There are winners and losers and they each have their own stories of hope and loss. The Cumberland Plain has been the stage that these actors played out their roles in this story.
Appin and the urban frontier
Appin is currently undergoing a type of new colonialism. A new process of invasion and succession by a new set of invaders.
These new arrivals are dispossessing the existing landholders and removing their sovereignty. The new arrivals are taking possession of the territory. Sydney’s urban expansion is taking place in the new suburbs and estates that are appearing in and around Appin.
There are parallels between the conflict on the urban frontier and the colonial frontier of the 19th century and the bicentenary of the 1816 Appin Massacre and the creation of a new landscape by the new urban settlers.
It is an interesting question to ask: Has this process heightened the sense of interest in the commemoration of the massacre in the popular imagination? There has been extensive coverage of the bicentenary of the massacre in the media – Channel 7, Daily Telegraph, SMH, ABC Radio and others.
Some claim that there is a bad spirit as you drive through the area. Local Aboriginal people will not go to the area. While others have commemorated the massacre at the Campbelltown Arts Centre, and in song writing.
The massacre has been an act of forgetting for nearly 200 years. Broughton Pass is a beautiful location with a dark past.
The question is: What has caught the popular imagination on the bicentenary of the massacre?
Broughton Pass is largely undisturbed woodland. As you approach from Appin you pass through farmland much as you would have in the 1810s and abruptly come upon the gorge. Just as the military would have confronted the local Aboriginal people 200 years ago. This is brought out the art exhibition at Campbelltown Art Centre ‘With Secrecy and Despatch’.
What is the basis of the current interest?
Is it the possible acknowledgement of the past events and the violence of the colonial frontier on the Cumberland Plain?
There is a paradox in the act of remembering the massacre at Broughton Pass and the act of the forgetting and loss experienced in the resumption of rural farmland for housing.
On the edge, the making and re-making of place
To sum up.
The Cowpasture and Cumberland Plain are sites where there has been the making and re-making of place.
Place is constructed on stories, memories, ceremonies, traditions, celebrations around the dominant narrative.
The Cowpastures is part of the southern Cumberland Plain where there have been waves of new ideas.
One of these new ideas could be a re-interpretation of the dominant narrative using the methodology of settler colonialism.
It could ask more questions?
 Karen Stokes, Stone, Sources and Social Networks Tracing Movement and Exchange Across Dharawal Country, Southeastern Australia.

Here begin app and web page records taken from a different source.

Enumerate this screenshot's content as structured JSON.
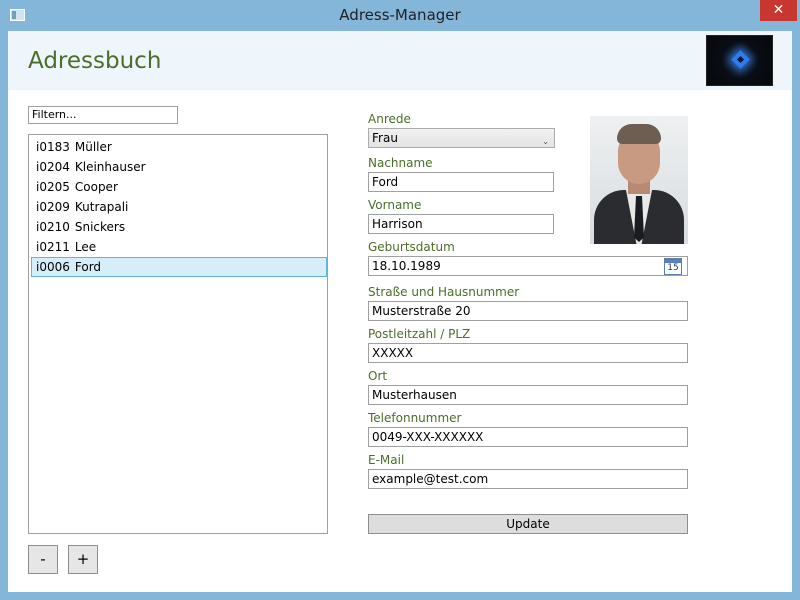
{
  "window": {
    "title": "Adress-Manager",
    "close_label": "✕"
  },
  "header": {
    "title": "Adressbuch"
  },
  "filter": {
    "value": "Filtern..."
  },
  "list": {
    "items": [
      {
        "id": "i0183",
        "name": "Müller",
        "selected": false
      },
      {
        "id": "i0204",
        "name": "Kleinhauser",
        "selected": false
      },
      {
        "id": "i0205",
        "name": "Cooper",
        "selected": false
      },
      {
        "id": "i0209",
        "name": "Kutrapali",
        "selected": false
      },
      {
        "id": "i0210",
        "name": "Snickers",
        "selected": false
      },
      {
        "id": "i0211",
        "name": "Lee",
        "selected": false
      },
      {
        "id": "i0006",
        "name": "Ford",
        "selected": true
      }
    ],
    "remove_label": "-",
    "add_label": "+"
  },
  "form": {
    "anrede": {
      "label": "Anrede",
      "value": "Frau"
    },
    "nachname": {
      "label": "Nachname",
      "value": "Ford"
    },
    "vorname": {
      "label": "Vorname",
      "value": "Harrison"
    },
    "geburtsdatum": {
      "label": "Geburtsdatum",
      "value": "18.10.1989",
      "calendar_day": "15"
    },
    "strasse": {
      "label": "Straße und Hausnummer",
      "value": "Musterstraße 20"
    },
    "plz": {
      "label": "Postleitzahl / PLZ",
      "value": "XXXXX"
    },
    "ort": {
      "label": "Ort",
      "value": "Musterhausen"
    },
    "telefon": {
      "label": "Telefonnummer",
      "value": "0049-XXX-XXXXXX"
    },
    "email": {
      "label": "E-Mail",
      "value": "example@test.com"
    },
    "update_label": "Update"
  },
  "colors": {
    "titlebar": "#83b6d9",
    "header_bg": "#eef6fc",
    "label_green": "#4b6e2a",
    "close_red": "#c7372f",
    "selection_bg": "#d5eefa",
    "selection_border": "#5fb4e0"
  }
}
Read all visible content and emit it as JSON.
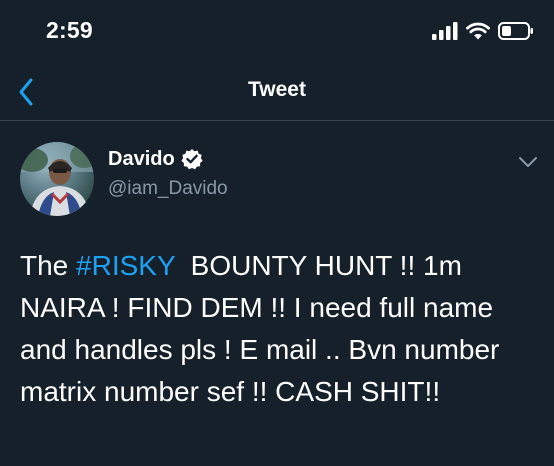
{
  "status_bar": {
    "time": "2:59",
    "icons": [
      "signal-bars-icon",
      "wifi-icon",
      "battery-icon"
    ]
  },
  "nav": {
    "back_icon": "chevron-left-icon",
    "title": "Tweet"
  },
  "tweet": {
    "author": {
      "display_name": "Davido",
      "verified_icon": "verified-badge-icon",
      "handle": "@iam_Davido"
    },
    "menu_icon": "chevron-down-icon",
    "text": {
      "line1_prefix": "The ",
      "hashtag": "#RISKY",
      "line1_suffix": "  BOUNTY HUNT !! 1m",
      "line2": "NAIRA ! FIND DEM !! I need full name",
      "line3": "and handles pls ! E mail .. Bvn number",
      "line4": "matrix number sef !! CASH SHIT!!"
    }
  },
  "colors": {
    "background": "#15202B",
    "accent": "#1DA1F2",
    "secondary_text": "#8899A6",
    "divider": "#38444D"
  }
}
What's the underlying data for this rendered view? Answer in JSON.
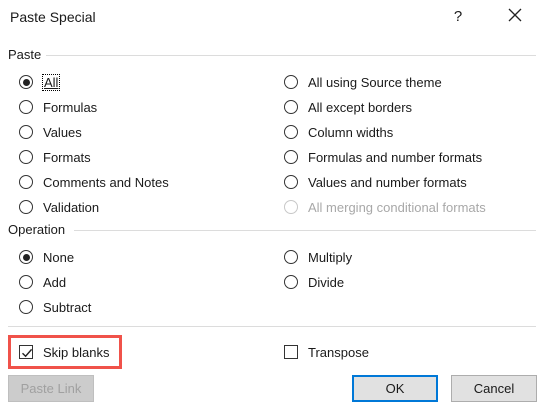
{
  "dialog": {
    "title": "Paste Special",
    "help": "?"
  },
  "paste": {
    "label": "Paste",
    "left": [
      {
        "label": "All",
        "checked": true
      },
      {
        "label": "Formulas"
      },
      {
        "label": "Values"
      },
      {
        "label": "Formats"
      },
      {
        "label": "Comments and Notes"
      },
      {
        "label": "Validation"
      }
    ],
    "right": [
      {
        "label": "All using Source theme"
      },
      {
        "label": "All except borders"
      },
      {
        "label": "Column widths"
      },
      {
        "label": "Formulas and number formats"
      },
      {
        "label": "Values and number formats"
      },
      {
        "label": "All merging conditional formats",
        "disabled": true
      }
    ]
  },
  "operation": {
    "label": "Operation",
    "left": [
      {
        "label": "None",
        "checked": true
      },
      {
        "label": "Add"
      },
      {
        "label": "Subtract"
      }
    ],
    "right": [
      {
        "label": "Multiply"
      },
      {
        "label": "Divide"
      }
    ]
  },
  "options": {
    "skip_blanks": {
      "label": "Skip blanks",
      "checked": true
    },
    "transpose": {
      "label": "Transpose",
      "checked": false
    }
  },
  "buttons": {
    "paste_link": "Paste Link",
    "ok": "OK",
    "cancel": "Cancel"
  }
}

BA (Hons) Thesis, UoSyd, 2015.
Grace Karskins, Appin Massacre, Dictionary of Sydney Click here